> _Work required_
Write the entries below again, precisely as they appear.

Data excerpts: Begin

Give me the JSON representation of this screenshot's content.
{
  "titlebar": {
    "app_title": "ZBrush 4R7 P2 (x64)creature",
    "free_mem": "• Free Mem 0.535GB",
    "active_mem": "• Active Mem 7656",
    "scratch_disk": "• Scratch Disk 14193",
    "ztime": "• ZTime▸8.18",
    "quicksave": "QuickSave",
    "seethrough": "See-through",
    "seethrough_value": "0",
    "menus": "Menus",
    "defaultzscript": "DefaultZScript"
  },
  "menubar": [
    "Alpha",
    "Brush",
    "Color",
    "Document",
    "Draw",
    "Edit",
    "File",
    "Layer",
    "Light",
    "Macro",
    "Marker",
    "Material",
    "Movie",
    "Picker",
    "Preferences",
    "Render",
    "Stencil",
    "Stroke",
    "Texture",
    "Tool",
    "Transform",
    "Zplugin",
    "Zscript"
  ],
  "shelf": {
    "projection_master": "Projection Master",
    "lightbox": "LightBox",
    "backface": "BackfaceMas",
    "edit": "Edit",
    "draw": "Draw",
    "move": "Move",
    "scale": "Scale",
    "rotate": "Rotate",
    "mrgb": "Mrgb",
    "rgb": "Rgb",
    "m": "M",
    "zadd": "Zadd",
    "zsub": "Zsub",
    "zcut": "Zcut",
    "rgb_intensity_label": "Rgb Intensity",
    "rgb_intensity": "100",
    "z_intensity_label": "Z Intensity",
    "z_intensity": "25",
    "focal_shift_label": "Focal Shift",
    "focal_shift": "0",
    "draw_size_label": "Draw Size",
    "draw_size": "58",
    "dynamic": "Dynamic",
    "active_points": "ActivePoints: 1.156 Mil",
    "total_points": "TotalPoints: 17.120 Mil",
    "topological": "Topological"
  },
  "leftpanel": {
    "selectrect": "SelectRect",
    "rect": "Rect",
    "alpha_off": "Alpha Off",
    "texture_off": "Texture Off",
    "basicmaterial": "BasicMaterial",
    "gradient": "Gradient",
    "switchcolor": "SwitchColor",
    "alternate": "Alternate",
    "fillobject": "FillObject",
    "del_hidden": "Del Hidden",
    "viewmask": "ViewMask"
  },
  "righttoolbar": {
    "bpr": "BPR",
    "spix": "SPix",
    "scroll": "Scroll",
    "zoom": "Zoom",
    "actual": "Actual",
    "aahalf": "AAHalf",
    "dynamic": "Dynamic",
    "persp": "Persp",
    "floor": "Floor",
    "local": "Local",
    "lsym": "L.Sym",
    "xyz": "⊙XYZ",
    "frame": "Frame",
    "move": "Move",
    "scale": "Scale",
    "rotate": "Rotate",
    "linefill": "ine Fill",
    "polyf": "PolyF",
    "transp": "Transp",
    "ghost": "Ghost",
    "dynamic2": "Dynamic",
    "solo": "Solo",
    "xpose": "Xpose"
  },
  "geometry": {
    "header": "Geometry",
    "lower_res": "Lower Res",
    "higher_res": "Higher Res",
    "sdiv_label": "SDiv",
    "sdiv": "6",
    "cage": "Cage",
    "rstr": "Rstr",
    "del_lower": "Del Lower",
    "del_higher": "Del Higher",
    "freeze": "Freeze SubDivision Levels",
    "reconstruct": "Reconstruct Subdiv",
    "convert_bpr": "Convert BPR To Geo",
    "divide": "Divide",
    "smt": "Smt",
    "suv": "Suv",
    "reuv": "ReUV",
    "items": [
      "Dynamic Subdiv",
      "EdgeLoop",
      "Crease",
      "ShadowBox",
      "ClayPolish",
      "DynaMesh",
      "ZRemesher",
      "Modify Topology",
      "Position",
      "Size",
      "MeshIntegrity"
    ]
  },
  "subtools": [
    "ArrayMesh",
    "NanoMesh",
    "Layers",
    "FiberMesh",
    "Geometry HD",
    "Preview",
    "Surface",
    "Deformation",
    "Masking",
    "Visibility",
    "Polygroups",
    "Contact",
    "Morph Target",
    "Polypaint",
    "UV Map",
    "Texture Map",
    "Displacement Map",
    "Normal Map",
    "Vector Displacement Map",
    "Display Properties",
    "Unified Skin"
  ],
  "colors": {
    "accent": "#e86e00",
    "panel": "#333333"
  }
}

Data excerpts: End

> _Task response_
Give me the JSON representation of this screenshot's content.
{
  "titlebar": {
    "app_title": "ZBrush 4R7 P2 (x64)creature",
    "free_mem": "• Free Mem 0.535GB",
    "active_mem": "• Active Mem 7656",
    "scratch_disk": "• Scratch Disk 14193",
    "ztime": "• ZTime▸8.18",
    "quicksave": "QuickSave",
    "seethrough": "See-through",
    "seethrough_value": "0",
    "menus": "Menus",
    "defaultzscript": "DefaultZScript"
  },
  "menubar": [
    "Alpha",
    "Brush",
    "Color",
    "Document",
    "Draw",
    "Edit",
    "File",
    "Layer",
    "Light",
    "Macro",
    "Marker",
    "Material",
    "Movie",
    "Picker",
    "Preferences",
    "Render",
    "Stencil",
    "Stroke",
    "Texture",
    "Tool",
    "Transform",
    "Zplugin",
    "Zscript"
  ],
  "shelf": {
    "projection_master": "Projection Master",
    "lightbox": "LightBox",
    "backface": "BackfaceMas",
    "edit": "Edit",
    "draw": "Draw",
    "move": "Move",
    "scale": "Scale",
    "rotate": "Rotate",
    "mrgb": "Mrgb",
    "rgb": "Rgb",
    "m": "M",
    "zadd": "Zadd",
    "zsub": "Zsub",
    "zcut": "Zcut",
    "rgb_intensity_label": "Rgb Intensity",
    "rgb_intensity": "100",
    "z_intensity_label": "Z Intensity",
    "z_intensity": "25",
    "focal_shift_label": "Focal Shift",
    "focal_shift": "0",
    "draw_size_label": "Draw Size",
    "draw_size": "58",
    "dynamic": "Dynamic",
    "active_points": "ActivePoints: 1.156 Mil",
    "total_points": "TotalPoints: 17.120 Mil",
    "topological": "Topological"
  },
  "leftpanel": {
    "selectrect": "SelectRect",
    "rect": "Rect",
    "alpha_off": "Alpha Off",
    "texture_off": "Texture Off",
    "basicmaterial": "BasicMaterial",
    "gradient": "Gradient",
    "switchcolor": "SwitchColor",
    "alternate": "Alternate",
    "fillobject": "FillObject",
    "del_hidden": "Del Hidden",
    "viewmask": "ViewMask"
  },
  "righttoolbar": {
    "bpr": "BPR",
    "spix": "SPix",
    "scroll": "Scroll",
    "zoom": "Zoom",
    "actual": "Actual",
    "aahalf": "AAHalf",
    "dynamic": "Dynamic",
    "persp": "Persp",
    "floor": "Floor",
    "local": "Local",
    "lsym": "L.Sym",
    "xyz": "⊙XYZ",
    "frame": "Frame",
    "move": "Move",
    "scale": "Scale",
    "rotate": "Rotate",
    "linefill": "ine Fill",
    "polyf": "PolyF",
    "transp": "Transp",
    "ghost": "Ghost",
    "dynamic2": "Dynamic",
    "solo": "Solo",
    "xpose": "Xpose"
  },
  "geometry": {
    "header": "Geometry",
    "lower_res": "Lower Res",
    "higher_res": "Higher Res",
    "sdiv_label": "SDiv",
    "sdiv": "6",
    "cage": "Cage",
    "rstr": "Rstr",
    "del_lower": "Del Lower",
    "del_higher": "Del Higher",
    "freeze": "Freeze SubDivision Levels",
    "reconstruct": "Reconstruct Subdiv",
    "convert_bpr": "Convert BPR To Geo",
    "divide": "Divide",
    "smt": "Smt",
    "suv": "Suv",
    "reuv": "ReUV",
    "items": [
      "Dynamic Subdiv",
      "EdgeLoop",
      "Crease",
      "ShadowBox",
      "ClayPolish",
      "DynaMesh",
      "ZRemesher",
      "Modify Topology",
      "Position",
      "Size",
      "MeshIntegrity"
    ]
  },
  "subtools": [
    "ArrayMesh",
    "NanoMesh",
    "Layers",
    "FiberMesh",
    "Geometry HD",
    "Preview",
    "Surface",
    "Deformation",
    "Masking",
    "Visibility",
    "Polygroups",
    "Contact",
    "Morph Target",
    "Polypaint",
    "UV Map",
    "Texture Map",
    "Displacement Map",
    "Normal Map",
    "Vector Displacement Map",
    "Display Properties",
    "Unified Skin"
  ],
  "colors": {
    "accent": "#e86e00",
    "panel": "#333333"
  }
}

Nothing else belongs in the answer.